The Best LSL Audio Engineering Software for Audiobook Auditioning

Audiobook audio software has a lot of options for audio engineers.

From the more affordable, to the more expensive, and more advanced, there’s a lot to choose from.

However, there are a few software engineers out there who want to get their hands dirty and learn more about the audio processing and audio encoding capabilities in Audiobook Audio.

For audiobook audio engineers, the best tools for the job are a couple of open source audio codecs.

This article will focus on one of those open source codecs: LSL Codec.

If you’ve never heard of LSL, it’s a proprietary audio encoding technology that uses a proprietary protocol.

In this article, we’ll dive into what it is, how it works, and how it can be used to make audiobook podcasts.

LSL is a powerful audio encoding engine for audio, which allows for a lot more powerful audio processing than any other open source digital audio format.

LSTS, LSL’s predecessor, was released in 2009.

Like LSL itself, LSTA is a proprietary format that uses LSL.

LstA and LstB were the first codecs that LSL came out with, so it’s no surprise that they both use the same technology.

Lsl uses a LSTM (Light Stereo Multi-Channel Audio) encoding engine to handle audio streams that have multiple channels.

When you use LSL with a different encoding engine, the audio will be encoded differently.

LStA uses a single channel LST format and LSTB uses multiple channel LSL formats.

Both codecs have their pros and cons.

LRLS uses the LSTC (Light-Rate Codec) codec.

LFLS uses a different LSTF (Lightfast Format) codec and uses a bit rate of 1.5 Mbps.

LALA uses an LALF codec.

It is the fastest LSL codec on the market.

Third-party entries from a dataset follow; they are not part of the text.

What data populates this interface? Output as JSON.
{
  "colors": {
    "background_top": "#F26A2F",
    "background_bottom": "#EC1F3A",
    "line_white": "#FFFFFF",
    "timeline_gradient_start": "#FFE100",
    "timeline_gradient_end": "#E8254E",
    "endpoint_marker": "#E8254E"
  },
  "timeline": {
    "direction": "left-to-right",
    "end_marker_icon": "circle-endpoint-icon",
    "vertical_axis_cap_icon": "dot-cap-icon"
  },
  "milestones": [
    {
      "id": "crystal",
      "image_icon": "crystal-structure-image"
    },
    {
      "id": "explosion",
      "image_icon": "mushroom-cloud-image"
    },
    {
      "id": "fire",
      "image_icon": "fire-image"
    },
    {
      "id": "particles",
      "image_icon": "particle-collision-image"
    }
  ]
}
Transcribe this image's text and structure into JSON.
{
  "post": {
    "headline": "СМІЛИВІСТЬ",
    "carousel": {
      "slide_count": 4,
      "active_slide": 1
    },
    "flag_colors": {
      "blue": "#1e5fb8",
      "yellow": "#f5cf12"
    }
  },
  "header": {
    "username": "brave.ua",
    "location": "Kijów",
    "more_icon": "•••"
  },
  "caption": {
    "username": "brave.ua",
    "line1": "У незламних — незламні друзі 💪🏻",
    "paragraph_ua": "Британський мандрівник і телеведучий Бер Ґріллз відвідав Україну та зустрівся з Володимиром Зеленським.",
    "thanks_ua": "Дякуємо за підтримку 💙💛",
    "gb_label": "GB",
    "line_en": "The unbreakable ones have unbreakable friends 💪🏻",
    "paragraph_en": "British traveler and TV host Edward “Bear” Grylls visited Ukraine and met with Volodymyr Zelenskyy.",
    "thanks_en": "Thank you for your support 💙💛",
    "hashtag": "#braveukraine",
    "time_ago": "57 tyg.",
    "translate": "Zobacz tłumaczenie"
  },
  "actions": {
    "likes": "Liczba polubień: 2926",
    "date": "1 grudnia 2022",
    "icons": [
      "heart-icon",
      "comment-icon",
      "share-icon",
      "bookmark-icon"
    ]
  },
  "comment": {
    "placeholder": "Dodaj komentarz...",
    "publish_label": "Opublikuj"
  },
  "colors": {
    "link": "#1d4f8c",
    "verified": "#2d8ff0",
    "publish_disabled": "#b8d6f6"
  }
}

LtlC is a more advanced LSLC (Low-latency Compressed Audio Codec) that uses the AAL (Audio Audio Codec Layer) codec (which was also used for LSL).

The most advanced LTLC codec is LTLP (LTL Audio Processing Protocol).

LtlP can handle the audio streams in LSL and LSLT.

LTLM and LtlB both use LTLT (Low Transmission Time) encoding.

LLL is a LSL implementation of the LTL encoding.

For audio audio engineers who want a toolkit that can handle both LSL decoding and audio stream encoding, Ltl Codec is a good choice.

LBL is a library that can be downloaded from the LSL project.

LCL is a software development tool that can help with both LST and LTL decoding.

LML is a set of Ltl codecs for audio recording and processing.

LLSP is a new LTL codec that can encode audio with different audio formats.

LGL and LGLP are codecs built specifically for audio encoding.

They both use a proprietary LSL format.

It’s worth noting that LGL uses a lower bit rate than LtlM, so LGL doesn’t offer much of an improvement.

LNL is a codec that has been around for years, and is used in some open source projects.

LnL is a newer LSL encoder that has also been around a while.

It supports both LTL and LLL decoding.

It also uses a new, lower bitrate codec called LML.

LPL is a special version of LTL that is compatible with some older LSLs.

LMLC is a separate codec that uses an older LTL format called LTL.

This is the one codec that AudiobookAudition uses for its audio.

LLSL is an open source LSL audio encoder, but it’s not currently supported by the AudiobookAudio platform.

LSH is a different open source encoding algorithm for LTL audio.

This algorithm can handle up to 4k audio streams.

LSP is an advanced LSH codec that supports up to 8k audio stream.

LSC is an alternative LSL encoding algorithm that is also open source.

It can handle 4k and 8k stream audio.

While LSLM is the most advanced, LSHL is the more widely supported and recommended codec.

If there’s one thing I love about Audiobookaudition, it is that it has a ton of great open source software.

There are tons of open sources out there for audio processing, audio codec, and encoding.

I’ve used all of them to make my Audiobook audiobook podcast, and LSH and LSC are the ones I use the most.

You can also find more audio codec tutorials on YouTube.